You are at the center of everything we do at Fred Hutchinson Cancer Center. Here, we surround you with a team of specialists who work together closely to provide expert care and compassionate support throughout your treatment and beyond.
We guide you every step of the way, combining our deep clinical expertise in Waldenström macroglobulinemia (WM) with a commitment to meet your unique needs.
Because WM is so rare, most hematologist-oncologists in the community have seen only a handful of people with this condition. At Fred Hutch, we’ve treated more than 200 people with WM in the past five years — experience that translates into state-of-the-art diagnosis and care for you.
Although WM is lymphoma, it’s a unique type, and many of the usual tenets of lymphoma care do not apply. To receive the most effective treatment for your disease — and avoid overtreatment — it’s important to see doctors with expertise in WM, like our team at Fred Hutch. We provide all forms of treatment for this disease.
Along with offering the latest chemotherapies, targeted therapies and immunotherapies, we’re involved in WM clinical trials to develop new options to suppress or kill WM cells. To advance care for patients everywhere, we collaborate with WM experts at other research and treatment centers.
The Fred Hutch Blood and Marrow Transplant Program consistently achieves higher-than-expected transplant survival rates. We pioneered blood and marrow transplants and have performed more than any other institution in the world. Dr. David Maloney is an international expert in transplants for WM.
Fred Hutch is the leading cancer treatment center in the region and among the top nationally, according to U.S. News & World Report.
We are a comprehensive cancer center, a designation from the National Cancer Institute (NCI) that reflects our scientific leadership and the depth and breadth of our research to prevent, diagnose and treat cancer.
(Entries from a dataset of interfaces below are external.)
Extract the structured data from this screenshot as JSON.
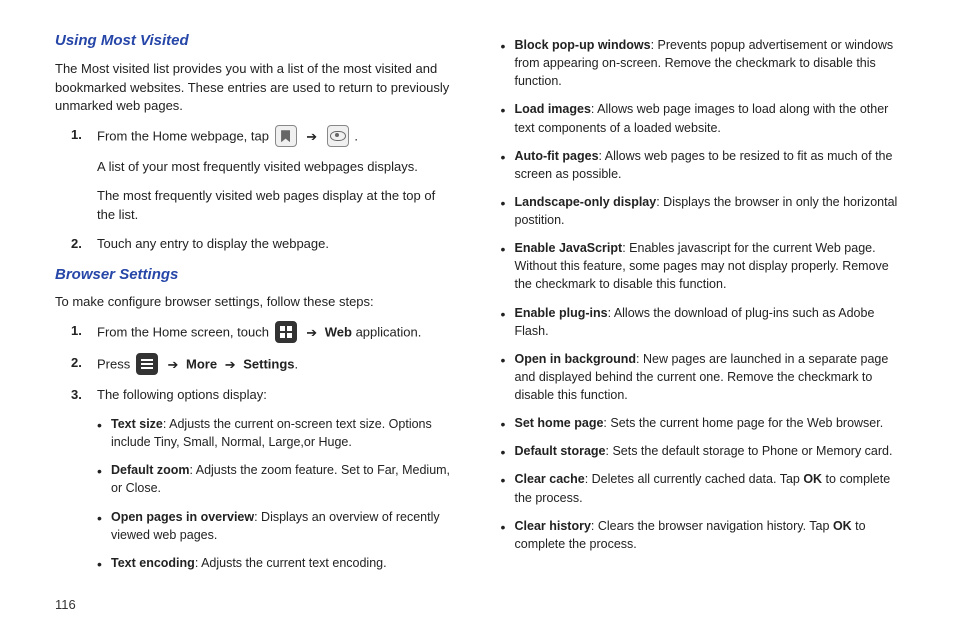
{
  "pageNumber": "116",
  "col1": {
    "h1": "Using Most Visited",
    "intro": "The Most visited list provides you with a list of the most visited and bookmarked websites. These entries are used to return to previously unmarked web pages.",
    "step1_a": "From the Home webpage, tap ",
    "step1_b": ".",
    "step1_p2": "A list of your most frequently visited webpages displays.",
    "step1_p3": "The most frequently visited web pages display at the top of the list.",
    "step2": "Touch any entry to display the webpage.",
    "h2": "Browser Settings",
    "h2_intro": "To make configure browser settings, follow these steps:",
    "b_step1_a": "From the Home screen, touch ",
    "b_step1_b": " application.",
    "b_step1_web": "Web",
    "b_step2_a": "Press ",
    "b_step2_more": "More",
    "b_step2_settings": "Settings",
    "b_step3": "The following options display:",
    "bullets": [
      {
        "term": "Text size",
        "desc": ": Adjusts the current on-screen text size. Options include Tiny, Small, Normal, Large,or Huge."
      },
      {
        "term": "Default zoom",
        "desc": ": Adjusts the zoom feature. Set to Far, Medium, or Close."
      },
      {
        "term": "Open pages in overview",
        "desc": ": Displays an overview of recently viewed web pages."
      },
      {
        "term": "Text encoding",
        "desc": ": Adjusts the current text encoding."
      }
    ]
  },
  "col2": {
    "bullets": [
      {
        "term": "Block pop-up windows",
        "desc": ": Prevents popup advertisement or windows from appearing on-screen. Remove the checkmark to disable this function."
      },
      {
        "term": "Load images",
        "desc": ": Allows web page images to load along with the other text components of a loaded website."
      },
      {
        "term": "Auto-fit pages",
        "desc": ": Allows web pages to be resized to fit as much of the screen as possible."
      },
      {
        "term": "Landscape-only display",
        "desc": ": Displays the browser in only the horizontal postition."
      },
      {
        "term": "Enable JavaScript",
        "desc": ": Enables javascript for the current Web page. Without this feature, some pages may not display properly. Remove the checkmark to disable this function."
      },
      {
        "term": "Enable plug-ins",
        "desc": ": Allows the download of plug-ins such as Adobe Flash."
      },
      {
        "term": "Open in background",
        "desc": ": New pages are launched in a separate page and displayed behind the current one. Remove the checkmark to disable this function."
      },
      {
        "term": "Set home page",
        "desc": ": Sets the current home page for the Web browser."
      },
      {
        "term": "Default storage",
        "desc": ": Sets the default storage to Phone or Memory card."
      },
      {
        "term": "Clear cache",
        "desc_a": ": Deletes all currently cached data. Tap ",
        "ok": "OK",
        "desc_b": " to complete the process."
      },
      {
        "term": "Clear history",
        "desc_a": ": Clears the browser navigation history. Tap ",
        "ok": "OK",
        "desc_b": " to complete the process."
      }
    ]
  }
}
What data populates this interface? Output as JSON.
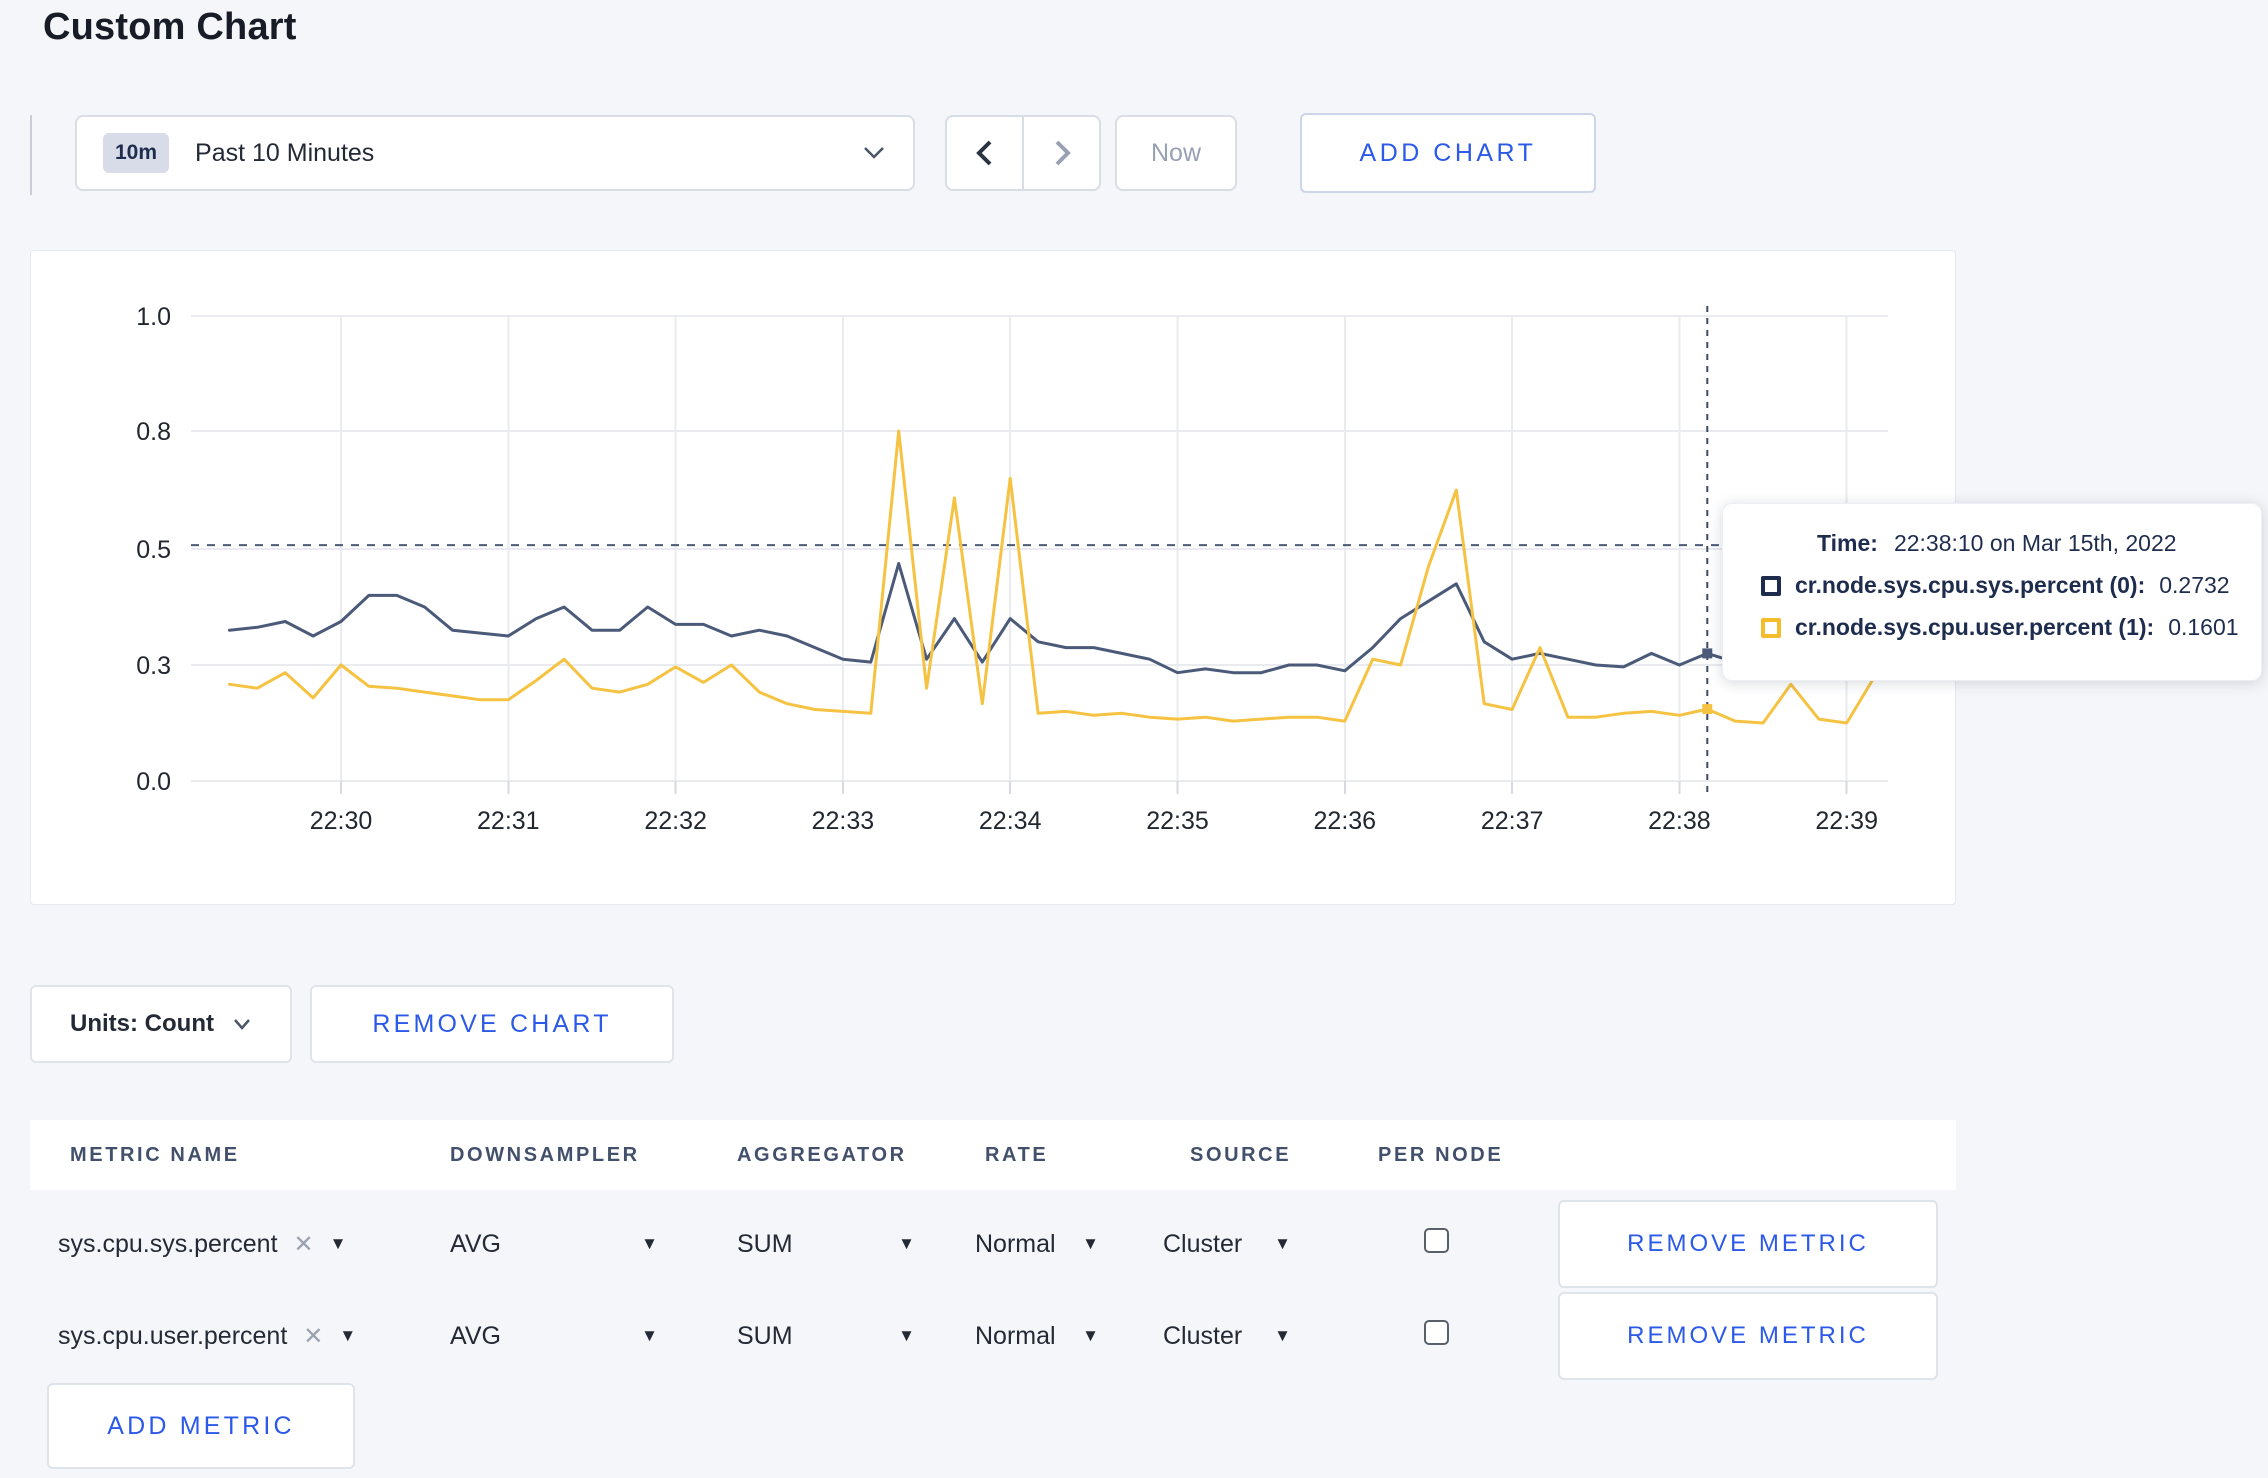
{
  "page": {
    "title": "Custom Chart"
  },
  "toolbar": {
    "time_badge": "10m",
    "time_label": "Past 10 Minutes",
    "now_label": "Now",
    "add_chart_label": "ADD CHART"
  },
  "chart_controls": {
    "units_label": "Units: Count",
    "remove_chart_label": "REMOVE CHART"
  },
  "tooltip": {
    "time_label": "Time:",
    "time_value": "22:38:10 on Mar 15th, 2022",
    "series": [
      {
        "label": "cr.node.sys.cpu.sys.percent (0):",
        "value": "0.2732",
        "color": "#1e2c4e"
      },
      {
        "label": "cr.node.sys.cpu.user.percent (1):",
        "value": "0.1601",
        "color": "#f5bd2b"
      }
    ]
  },
  "metrics_table": {
    "headers": [
      "METRIC NAME",
      "DOWNSAMPLER",
      "AGGREGATOR",
      "RATE",
      "SOURCE",
      "PER NODE"
    ],
    "rows": [
      {
        "metric": "sys.cpu.sys.percent",
        "downsampler": "AVG",
        "aggregator": "SUM",
        "rate": "Normal",
        "source": "Cluster",
        "per_node_checked": false,
        "remove_label": "REMOVE METRIC"
      },
      {
        "metric": "sys.cpu.user.percent",
        "downsampler": "AVG",
        "aggregator": "SUM",
        "rate": "Normal",
        "source": "Cluster",
        "per_node_checked": false,
        "remove_label": "REMOVE METRIC"
      }
    ],
    "add_metric_label": "ADD METRIC"
  },
  "chart_data": {
    "type": "line",
    "title": "",
    "xlabel": "",
    "ylabel": "",
    "grid": true,
    "x_tick_labels": [
      "22:30",
      "22:31",
      "22:32",
      "22:33",
      "22:34",
      "22:35",
      "22:36",
      "22:37",
      "22:38",
      "22:39"
    ],
    "y_axis": {
      "tick_values": [
        0.0,
        0.3,
        0.5,
        0.8,
        1.0
      ],
      "tick_labels": [
        "0.0",
        "0.3",
        "0.5",
        "0.8",
        "1.0"
      ]
    },
    "threshold_dashed_value": 0.51,
    "crosshair_time": "22:38:10",
    "series": [
      {
        "name": "cr.node.sys.cpu.sys.percent",
        "color": "#4a5a78",
        "hover_value_shown": "0.2732",
        "points": [
          [
            "22:29:20",
            0.36
          ],
          [
            "22:29:30",
            0.365
          ],
          [
            "22:29:40",
            0.375
          ],
          [
            "22:29:50",
            0.35
          ],
          [
            "22:30:00",
            0.375
          ],
          [
            "22:30:10",
            0.42
          ],
          [
            "22:30:20",
            0.42
          ],
          [
            "22:30:30",
            0.4
          ],
          [
            "22:30:40",
            0.36
          ],
          [
            "22:30:50",
            0.355
          ],
          [
            "22:31:00",
            0.35
          ],
          [
            "22:31:10",
            0.38
          ],
          [
            "22:31:20",
            0.4
          ],
          [
            "22:31:30",
            0.36
          ],
          [
            "22:31:40",
            0.36
          ],
          [
            "22:31:50",
            0.4
          ],
          [
            "22:32:00",
            0.37
          ],
          [
            "22:32:10",
            0.37
          ],
          [
            "22:32:20",
            0.35
          ],
          [
            "22:32:30",
            0.36
          ],
          [
            "22:32:40",
            0.35
          ],
          [
            "22:32:50",
            0.33
          ],
          [
            "22:33:00",
            0.31
          ],
          [
            "22:33:10",
            0.305
          ],
          [
            "22:33:20",
            0.475
          ],
          [
            "22:33:30",
            0.31
          ],
          [
            "22:33:40",
            0.38
          ],
          [
            "22:33:50",
            0.305
          ],
          [
            "22:34:00",
            0.38
          ],
          [
            "22:34:10",
            0.34
          ],
          [
            "22:34:20",
            0.33
          ],
          [
            "22:34:30",
            0.33
          ],
          [
            "22:34:40",
            0.32
          ],
          [
            "22:34:50",
            0.31
          ],
          [
            "22:35:00",
            0.28
          ],
          [
            "22:35:10",
            0.29
          ],
          [
            "22:35:20",
            0.28
          ],
          [
            "22:35:30",
            0.28
          ],
          [
            "22:35:40",
            0.3
          ],
          [
            "22:35:50",
            0.3
          ],
          [
            "22:36:00",
            0.285
          ],
          [
            "22:36:10",
            0.33
          ],
          [
            "22:36:20",
            0.38
          ],
          [
            "22:36:30",
            0.41
          ],
          [
            "22:36:40",
            0.44
          ],
          [
            "22:36:50",
            0.34
          ],
          [
            "22:37:00",
            0.31
          ],
          [
            "22:37:10",
            0.32
          ],
          [
            "22:37:20",
            0.31
          ],
          [
            "22:37:30",
            0.3
          ],
          [
            "22:37:40",
            0.295
          ],
          [
            "22:37:50",
            0.32
          ],
          [
            "22:38:00",
            0.3
          ],
          [
            "22:38:10",
            0.32
          ],
          [
            "22:38:20",
            0.305
          ],
          [
            "22:38:30",
            0.3
          ],
          [
            "22:38:40",
            0.31
          ],
          [
            "22:38:50",
            0.3
          ],
          [
            "22:39:00",
            0.305
          ],
          [
            "22:39:10",
            0.3
          ]
        ]
      },
      {
        "name": "cr.node.sys.cpu.user.percent",
        "color": "#f5c242",
        "hover_value_shown": "0.1601",
        "points": [
          [
            "22:29:20",
            0.25
          ],
          [
            "22:29:30",
            0.24
          ],
          [
            "22:29:40",
            0.28
          ],
          [
            "22:29:50",
            0.215
          ],
          [
            "22:30:00",
            0.3
          ],
          [
            "22:30:10",
            0.245
          ],
          [
            "22:30:20",
            0.24
          ],
          [
            "22:30:30",
            0.23
          ],
          [
            "22:30:40",
            0.22
          ],
          [
            "22:30:50",
            0.21
          ],
          [
            "22:31:00",
            0.21
          ],
          [
            "22:31:10",
            0.26
          ],
          [
            "22:31:20",
            0.31
          ],
          [
            "22:31:30",
            0.24
          ],
          [
            "22:31:40",
            0.23
          ],
          [
            "22:31:50",
            0.25
          ],
          [
            "22:32:00",
            0.295
          ],
          [
            "22:32:10",
            0.255
          ],
          [
            "22:32:20",
            0.3
          ],
          [
            "22:32:30",
            0.23
          ],
          [
            "22:32:40",
            0.2
          ],
          [
            "22:32:50",
            0.185
          ],
          [
            "22:33:00",
            0.18
          ],
          [
            "22:33:10",
            0.175
          ],
          [
            "22:33:20",
            0.8
          ],
          [
            "22:33:30",
            0.24
          ],
          [
            "22:33:40",
            0.63
          ],
          [
            "22:33:50",
            0.2
          ],
          [
            "22:34:00",
            0.68
          ],
          [
            "22:34:10",
            0.175
          ],
          [
            "22:34:20",
            0.18
          ],
          [
            "22:34:30",
            0.17
          ],
          [
            "22:34:40",
            0.175
          ],
          [
            "22:34:50",
            0.165
          ],
          [
            "22:35:00",
            0.16
          ],
          [
            "22:35:10",
            0.165
          ],
          [
            "22:35:20",
            0.155
          ],
          [
            "22:35:30",
            0.16
          ],
          [
            "22:35:40",
            0.165
          ],
          [
            "22:35:50",
            0.165
          ],
          [
            "22:36:00",
            0.155
          ],
          [
            "22:36:10",
            0.31
          ],
          [
            "22:36:20",
            0.3
          ],
          [
            "22:36:30",
            0.47
          ],
          [
            "22:36:40",
            0.65
          ],
          [
            "22:36:50",
            0.2
          ],
          [
            "22:37:00",
            0.185
          ],
          [
            "22:37:10",
            0.33
          ],
          [
            "22:37:20",
            0.165
          ],
          [
            "22:37:30",
            0.165
          ],
          [
            "22:37:40",
            0.175
          ],
          [
            "22:37:50",
            0.18
          ],
          [
            "22:38:00",
            0.17
          ],
          [
            "22:38:10",
            0.186
          ],
          [
            "22:38:20",
            0.155
          ],
          [
            "22:38:30",
            0.15
          ],
          [
            "22:38:40",
            0.25
          ],
          [
            "22:38:50",
            0.16
          ],
          [
            "22:39:00",
            0.15
          ],
          [
            "22:39:10",
            0.27
          ]
        ]
      }
    ]
  }
}
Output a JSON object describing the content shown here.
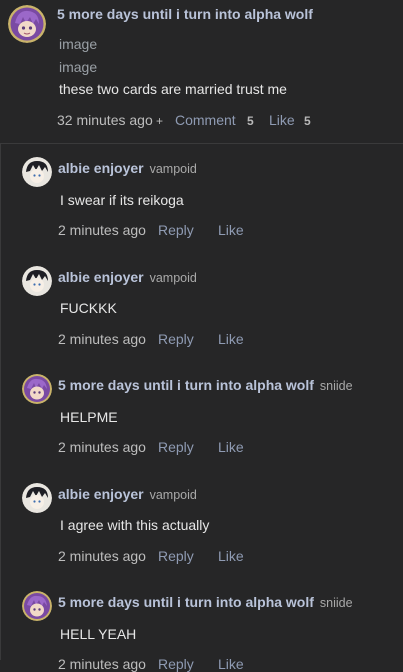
{
  "main_comment": {
    "author": "5 more days until i turn into alpha wolf",
    "images": [
      "image",
      "image"
    ],
    "body": "these two cards are married trust me",
    "time": "32 minutes ago",
    "plus": "+",
    "comment_label": "Comment",
    "comment_count": "5",
    "like_label": "Like",
    "like_count": "5"
  },
  "replies": [
    {
      "author": "albie enjoyer",
      "handle": "vampoid",
      "body": "I swear if its reikoga",
      "time": "2 minutes ago",
      "reply_label": "Reply",
      "like_label": "Like"
    },
    {
      "author": "albie enjoyer",
      "handle": "vampoid",
      "body": "FUCKKK",
      "time": "2 minutes ago",
      "reply_label": "Reply",
      "like_label": "Like"
    },
    {
      "author": "5 more days until i turn into alpha wolf",
      "handle": "sniide",
      "body": "HELPME",
      "time": "2 minutes ago",
      "reply_label": "Reply",
      "like_label": "Like"
    },
    {
      "author": "albie enjoyer",
      "handle": "vampoid",
      "body": "I agree with this actually",
      "time": "2 minutes ago",
      "reply_label": "Reply",
      "like_label": "Like"
    },
    {
      "author": "5 more days until i turn into alpha wolf",
      "handle": "sniide",
      "body": "HELL YEAH",
      "time": "2 minutes ago",
      "reply_label": "Reply",
      "like_label": "Like"
    }
  ],
  "colors": {
    "background": "#262627",
    "name": "#b9c3d9",
    "action": "#8f9bb3",
    "avatar_wolf": "#8e5fb5",
    "avatar_albie": "#e9e6e0"
  },
  "icons": [
    "wolf-avatar-icon",
    "albie-avatar-icon"
  ]
}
WM, also known as lymphoplasmacytic lymphoma, is one type of cancer of the lymph system. Like other lymphomas, WM occurs because something goes wrong inside your lymphocytes, a type of white blood cell made in your bone marrow and found in your blood and lymph tissue.
Treatment for WM differs from treatment for other types of lymphoma and must be tailored to each individual. It’s important to be treated at a specialized center with expertise in WM. But because the condition is rare, many hospitals and clinics do not have much experience with it.
At Fred Hutch, you receive care from a team of providers with extensive experience in your disease. Your team includes physicians, a patient care coordinator, a registered nurse, an advanced practice provider and others, based on your needs. You also have access to experts like registered dietitians, social workers, acupuncturists, psychiatrists and more who specialize in supporting people with cancer or blood disorders.
For WM patients, this means more treatment options at Fred Hutch than you might find elsewhere, including the chance to participate in one of many ongoing clinical trials conducted at Fred Hutch and UW Medicine.
Many patients at Fred Hutch receive promising therapies by taking part in clinical trials. These research studies are done by physician-scientists from Fred Hutch and UW Medicine. They test new treatments or new ways to use current treatments. We have participated in and contributed to many studies testing new medicines with unique ways to suppress or kill WM cells.
Every advance in cancer treatment in recent years has come out of clinical trials. We offer more active clinical trials than anywhere else, which means more treatment options for patients like you.